In closing, let me also say that there is hope when we are fallen and broken as so many are and as some of you may be. As heavy to bear as Jesus’ word are when he reminds us that we’re guilty, that we’re sinners, even when we haven’t physically done the deed, Jesus also gives us hope. That’s the Good News. In John 8 we read about Jesus coming on the scene of a stoning. The town elders have dragged a woman out of the gate. She was caught in adultery and was about to die for it.
There was a good measure of hypocrisy there in that scene. Where was the man? Why wasn’t he also being stoned as the law demanded? And we get a sense of glee in these men at the prospect of executing the sinner, rather than mourning. There was no sense of “But for the grace of God, there go I”. But the key point of the story for John was that for Jesus, this sinful woman represented Israel. God’s people had turned their backs on him. God’s people had worshipped other gods and other agendas. And they’d done it over and over and over again. And to those people came Jesus, just as he approached that woman guilty of the “Great Sin”, as it was known in those days. Jesus confronted the leaders of Israel with their own unfaithfulness as a people and they dropped their stones and walked away in shame. And to the woman who remained he said, “Neither do I condemn you; go, and from now on sin no more.”
Brothers and Sisters, that’s what Jesus came to do. He doesn’t wink at sin. He doesn’t turn a blind eye to sin. He doesn’t excuse sin. The sin of his people cost him his life. The sin and unfaithfulness of his people nailed him to the cross. But by his death he bought forgiveness for his people. By his death—and by his resurrection—he has made a new people for God. He confronts us with the full weight, the full sinfulness of our sin, but if we will take hold of him in faith, he forgives our sin and leads us into new life. “Neither do I condemn you; go, and from now on sin more.”
Let’s pray: Gracious and loving Father, you have loved us when we did not love you. You gave your Son as a sacrifice for our sins.
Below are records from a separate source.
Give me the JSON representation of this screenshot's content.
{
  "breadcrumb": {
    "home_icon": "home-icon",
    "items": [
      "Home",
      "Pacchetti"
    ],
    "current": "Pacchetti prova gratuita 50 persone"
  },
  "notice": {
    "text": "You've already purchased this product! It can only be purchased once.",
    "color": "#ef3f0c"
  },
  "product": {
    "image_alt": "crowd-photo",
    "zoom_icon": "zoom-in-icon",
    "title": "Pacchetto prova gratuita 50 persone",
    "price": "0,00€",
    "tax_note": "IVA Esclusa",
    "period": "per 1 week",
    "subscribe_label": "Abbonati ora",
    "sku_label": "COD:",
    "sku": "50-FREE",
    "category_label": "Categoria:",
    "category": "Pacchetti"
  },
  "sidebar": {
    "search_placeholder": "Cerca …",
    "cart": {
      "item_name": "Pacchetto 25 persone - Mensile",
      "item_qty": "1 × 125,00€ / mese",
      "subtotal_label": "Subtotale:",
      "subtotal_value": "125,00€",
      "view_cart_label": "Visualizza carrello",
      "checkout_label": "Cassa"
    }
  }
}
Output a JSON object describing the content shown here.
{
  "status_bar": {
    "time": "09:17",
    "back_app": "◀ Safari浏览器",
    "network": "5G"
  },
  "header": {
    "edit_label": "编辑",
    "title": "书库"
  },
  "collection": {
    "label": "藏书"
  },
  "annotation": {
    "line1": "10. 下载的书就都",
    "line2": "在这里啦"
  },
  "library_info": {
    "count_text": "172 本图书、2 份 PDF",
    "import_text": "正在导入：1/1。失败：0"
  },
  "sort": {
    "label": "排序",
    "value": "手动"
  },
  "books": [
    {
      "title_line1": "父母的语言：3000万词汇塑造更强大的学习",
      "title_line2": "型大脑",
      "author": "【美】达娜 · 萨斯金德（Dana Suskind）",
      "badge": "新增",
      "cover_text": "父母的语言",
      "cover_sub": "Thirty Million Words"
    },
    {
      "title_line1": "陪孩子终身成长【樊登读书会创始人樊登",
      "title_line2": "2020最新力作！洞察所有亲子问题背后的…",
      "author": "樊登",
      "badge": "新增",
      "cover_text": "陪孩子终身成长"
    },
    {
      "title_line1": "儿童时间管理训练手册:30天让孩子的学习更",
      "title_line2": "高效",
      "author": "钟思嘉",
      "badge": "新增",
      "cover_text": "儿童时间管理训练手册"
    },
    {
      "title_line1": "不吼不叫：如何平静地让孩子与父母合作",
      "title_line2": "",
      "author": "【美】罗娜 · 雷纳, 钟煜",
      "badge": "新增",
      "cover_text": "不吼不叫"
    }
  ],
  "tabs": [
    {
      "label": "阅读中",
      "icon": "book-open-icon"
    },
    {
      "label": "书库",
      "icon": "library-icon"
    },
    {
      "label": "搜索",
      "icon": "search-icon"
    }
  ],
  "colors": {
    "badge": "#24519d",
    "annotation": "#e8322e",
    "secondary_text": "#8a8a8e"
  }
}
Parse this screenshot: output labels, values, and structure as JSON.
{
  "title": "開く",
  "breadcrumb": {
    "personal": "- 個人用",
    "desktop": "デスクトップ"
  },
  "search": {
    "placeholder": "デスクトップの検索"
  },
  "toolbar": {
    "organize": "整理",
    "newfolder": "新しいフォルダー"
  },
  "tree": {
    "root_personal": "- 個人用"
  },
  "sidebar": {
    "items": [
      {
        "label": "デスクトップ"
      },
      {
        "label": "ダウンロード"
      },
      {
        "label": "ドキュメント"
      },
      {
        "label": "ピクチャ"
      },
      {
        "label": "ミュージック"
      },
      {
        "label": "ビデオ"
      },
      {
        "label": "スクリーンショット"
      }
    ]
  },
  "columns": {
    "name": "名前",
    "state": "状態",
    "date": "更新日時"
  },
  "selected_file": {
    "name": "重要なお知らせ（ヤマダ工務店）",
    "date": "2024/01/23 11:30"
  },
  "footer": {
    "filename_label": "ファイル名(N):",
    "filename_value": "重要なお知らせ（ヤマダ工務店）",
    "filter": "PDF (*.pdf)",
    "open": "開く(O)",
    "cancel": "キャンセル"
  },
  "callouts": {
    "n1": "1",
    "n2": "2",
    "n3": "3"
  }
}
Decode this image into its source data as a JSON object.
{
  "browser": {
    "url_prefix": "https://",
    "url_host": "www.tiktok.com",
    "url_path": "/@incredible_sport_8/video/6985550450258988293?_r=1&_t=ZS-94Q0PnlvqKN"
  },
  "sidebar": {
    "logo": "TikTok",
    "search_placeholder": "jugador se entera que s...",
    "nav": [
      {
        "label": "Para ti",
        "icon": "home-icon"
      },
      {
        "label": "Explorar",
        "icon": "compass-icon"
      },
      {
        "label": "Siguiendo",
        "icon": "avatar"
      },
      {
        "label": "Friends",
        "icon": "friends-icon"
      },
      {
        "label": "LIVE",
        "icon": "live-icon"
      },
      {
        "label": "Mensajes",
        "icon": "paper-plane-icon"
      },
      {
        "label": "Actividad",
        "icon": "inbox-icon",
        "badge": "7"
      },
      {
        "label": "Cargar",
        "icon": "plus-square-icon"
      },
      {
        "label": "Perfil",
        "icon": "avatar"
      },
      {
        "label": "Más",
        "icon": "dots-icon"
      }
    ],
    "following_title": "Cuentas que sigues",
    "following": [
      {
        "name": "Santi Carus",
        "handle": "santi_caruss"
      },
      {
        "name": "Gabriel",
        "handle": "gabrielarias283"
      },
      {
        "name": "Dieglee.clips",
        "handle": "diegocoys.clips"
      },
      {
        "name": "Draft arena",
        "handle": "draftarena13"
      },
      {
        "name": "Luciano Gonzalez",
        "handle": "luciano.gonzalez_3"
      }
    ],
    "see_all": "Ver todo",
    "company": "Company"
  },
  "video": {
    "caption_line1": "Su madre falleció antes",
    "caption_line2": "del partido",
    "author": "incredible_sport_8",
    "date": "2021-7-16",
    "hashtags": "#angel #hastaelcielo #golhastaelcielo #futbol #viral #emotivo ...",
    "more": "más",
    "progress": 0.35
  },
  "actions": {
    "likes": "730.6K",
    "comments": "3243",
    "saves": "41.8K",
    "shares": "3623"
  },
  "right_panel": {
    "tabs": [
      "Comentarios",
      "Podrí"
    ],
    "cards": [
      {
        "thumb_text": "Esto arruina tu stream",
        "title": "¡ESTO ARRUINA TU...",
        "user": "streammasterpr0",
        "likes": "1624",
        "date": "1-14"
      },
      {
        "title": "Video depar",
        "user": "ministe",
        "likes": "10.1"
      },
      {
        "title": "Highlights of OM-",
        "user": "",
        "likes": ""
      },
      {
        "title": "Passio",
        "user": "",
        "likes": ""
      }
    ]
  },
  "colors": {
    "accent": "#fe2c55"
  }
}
We ask this morning that you would keep us always mindfulness of your grace and of Jesus’ cross, that your love for us would shape every relationship in our lives and, especially, our marriages, that they might be models to the world of your love and of your grace and of your new life. We ask this through Jesus our Lord. Amen.